    When even places like Amazon increasingly make it more and more difficult for the self-published author or e-Books, the battle is still very one-sided.

    I can speak from the experience of having had contracts with several publishers and yet deciding to self-publish with my own imprint. Will I get reviewed in major newspapers? No. Will I get reviewed in Mystery Scene? Probably not. Does Betty Webb consider an author with their imprint as a Small Press? I wish they would add a column for self-pubbed mysteries. Lots of good ones out there.

    I can tell you that I have a very well-established editor work on my books. She is expensive but by the time she's done, I think I have a book as good as any other out there. Thank God she allows me to pay her in installments. And yet, chances are my book will get ignored and reviews slim to none.

    What can we do? Keep writing posts like this, Carl. I also have a blog that focuses on self-published authors. After all, it took a long time to put the walls up and it's going to take some time to tear those walls down. Thank you for your take on this. Wish more were as enlightened.

  3. The biggest problem self publishing has is the authors themselves and the books they produce. I rarely do self published books anymore having found the hard way that a lot of the self published authors are on the attack unless the review without question loves the book and the books they produced are of very low quality. Sure, there are rare exceptions. But, after awhile, one does get tired of dealing with the nonsense.

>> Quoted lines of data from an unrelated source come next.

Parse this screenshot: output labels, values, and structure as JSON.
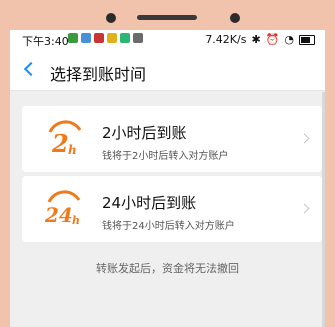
{
  "status_bar": {
    "time": "下午3:40",
    "network_speed": "7.42K/s",
    "icon_names": [
      "wechat-icon",
      "message-icon",
      "app-icon",
      "app-icon",
      "app-icon",
      "app-icon"
    ]
  },
  "nav": {
    "title": "选择到账时间"
  },
  "options": [
    {
      "badge": "2h",
      "title": "2小时后到账",
      "description": "钱将于2小时后转入对方账户"
    },
    {
      "badge": "24h",
      "title": "24小时后到账",
      "description": "钱将于24小时后转入对方账户"
    }
  ],
  "note": "转账发起后，资金将无法撤回",
  "colors": {
    "accent": "#1a8cff",
    "logo_orange": "#f07a1a"
  }
}
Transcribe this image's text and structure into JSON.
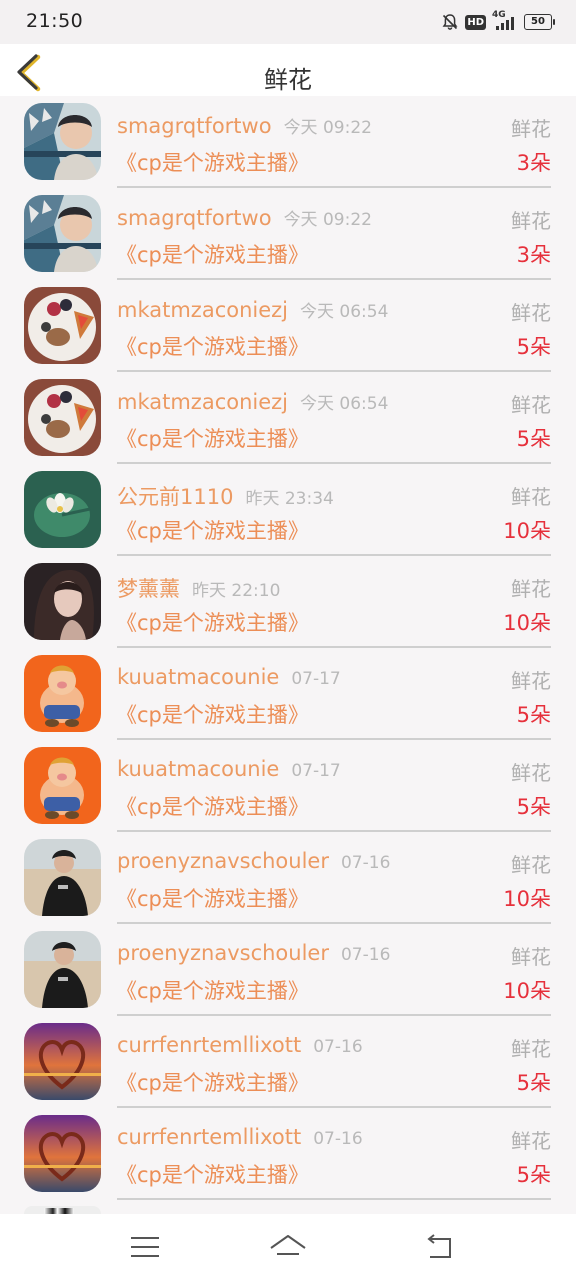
{
  "status_bar": {
    "time": "21:50",
    "hd_label": "HD",
    "network_label": "4G",
    "battery_level": "50",
    "icons": [
      "bell-muted-icon",
      "hd-icon",
      "signal-icon",
      "battery-icon"
    ]
  },
  "header": {
    "title": "鲜花",
    "back_icon": "chevron-left-icon",
    "accent_color": "#e0b52b"
  },
  "records": [
    {
      "user": "smagrqtfortwo",
      "time": "今天 09:22",
      "gift": "鲜花",
      "room": "《cp是个游戏主播》",
      "count": "3朵",
      "avatar": "boy-portrait"
    },
    {
      "user": "smagrqtfortwo",
      "time": "今天 09:22",
      "gift": "鲜花",
      "room": "《cp是个游戏主播》",
      "count": "3朵",
      "avatar": "boy-portrait"
    },
    {
      "user": "mkatmzaconiezj",
      "time": "今天 06:54",
      "gift": "鲜花",
      "room": "《cp是个游戏主播》",
      "count": "5朵",
      "avatar": "food-plate"
    },
    {
      "user": "mkatmzaconiezj",
      "time": "今天 06:54",
      "gift": "鲜花",
      "room": "《cp是个游戏主播》",
      "count": "5朵",
      "avatar": "food-plate"
    },
    {
      "user": "公元前1110",
      "time": "昨天 23:34",
      "gift": "鲜花",
      "room": "《cp是个游戏主播》",
      "count": "10朵",
      "avatar": "lotus-leaf"
    },
    {
      "user": "梦薰薰",
      "time": "昨天 22:10",
      "gift": "鲜花",
      "room": "《cp是个游戏主播》",
      "count": "10朵",
      "avatar": "woman-portrait"
    },
    {
      "user": "kuuatmacounie",
      "time": "07-17",
      "gift": "鲜花",
      "room": "《cp是个游戏主播》",
      "count": "5朵",
      "avatar": "cartoon-pig"
    },
    {
      "user": "kuuatmacounie",
      "time": "07-17",
      "gift": "鲜花",
      "room": "《cp是个游戏主播》",
      "count": "5朵",
      "avatar": "cartoon-pig"
    },
    {
      "user": "proenyznavschouler",
      "time": "07-16",
      "gift": "鲜花",
      "room": "《cp是个游戏主播》",
      "count": "10朵",
      "avatar": "beach-girl"
    },
    {
      "user": "proenyznavschouler",
      "time": "07-16",
      "gift": "鲜花",
      "room": "《cp是个游戏主播》",
      "count": "10朵",
      "avatar": "beach-girl"
    },
    {
      "user": "currfenrtemllixott",
      "time": "07-16",
      "gift": "鲜花",
      "room": "《cp是个游戏主播》",
      "count": "5朵",
      "avatar": "heart-sunset"
    },
    {
      "user": "currfenrtemllixott",
      "time": "07-16",
      "gift": "鲜花",
      "room": "《cp是个游戏主播》",
      "count": "5朵",
      "avatar": "heart-sunset"
    }
  ],
  "bottom_nav": {
    "icons": [
      "menu-icon",
      "home-icon",
      "back-icon"
    ]
  },
  "colors": {
    "username": "#ec9a62",
    "timestamp": "#b9b9b9",
    "gift_label": "#b0b0b0",
    "count": "#e6303b",
    "divider": "#cfcfcf"
  }
}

  4. Right now I think the brouhaha circling the net is not over what the publishing medium is, be it self, vanity, or traditional, but over the preying on those who will do anything to obtain their dream of becoming published. The various writing organizations are rightfully putting their foot down over this latest business venture of pairing a self-pub press (or whatever you'd like to call it) with a critique service owned by a traditional and respected publisher and I applaud their efforts.

    I well remember the first time I received a notice in the mail (back before the internet, advertising a critique-to-get-published venture. For only (about) $600, I could learn to be published and sell my books to NY. There were quotes from satisfied customers who went on to be published (allegedly). Since this was in the early '80s, that was big bucks. I was tempted. I had the money and thought this was the way.

    This latest venture will prey on the aspiring, eager, and uninformed writer, of which I once was. Thankfully I took the time to join writing organizations such as RWA, MWA, etc., and learned about the business before making my first sale. But prior to that, I was tempted on more than one occasion by shady "small" presses and critique services. I have friends who traveled that road, thinking it a faster way to publication. Seeing the nightmares they have gone through, I am very glad I avoided temptation.

  5. Patty, it's true,reviews by the "biggies" almost never happen for self-pubbed and authors from small or independent publishers. As a reviewer, it is my sad duty to tell you that survey after survey indicates that reviews, by anybody, are not very influential on buyers.
    So I tend, as an author, to focus more on distribution, being sure buyers for chains and stores know that my publisher does accept returns and fashioning deals that make the books attractive.

  6. Evelyn,

    I do agree that distribution can be problematic, but don't all publishers use Ingram and Baker and Taylor? POD publishers and independent authors use the same distributors. The far more insidious evil are the bookstores themselves, not the distribution. They are in bed with the big publishers, raking in money for in-store placement and such. Not until the old model of distribution among bookstores and the corporate publishers is discarded, will there be any hope for digitally-published authors and presses.

    And Carl, thank you for your frank assessment of reviews and their worth for the author. So many authors are hung up on their Amazon sales ranks. How does a book with no reviews look to the potential Amazon reader in search of the book?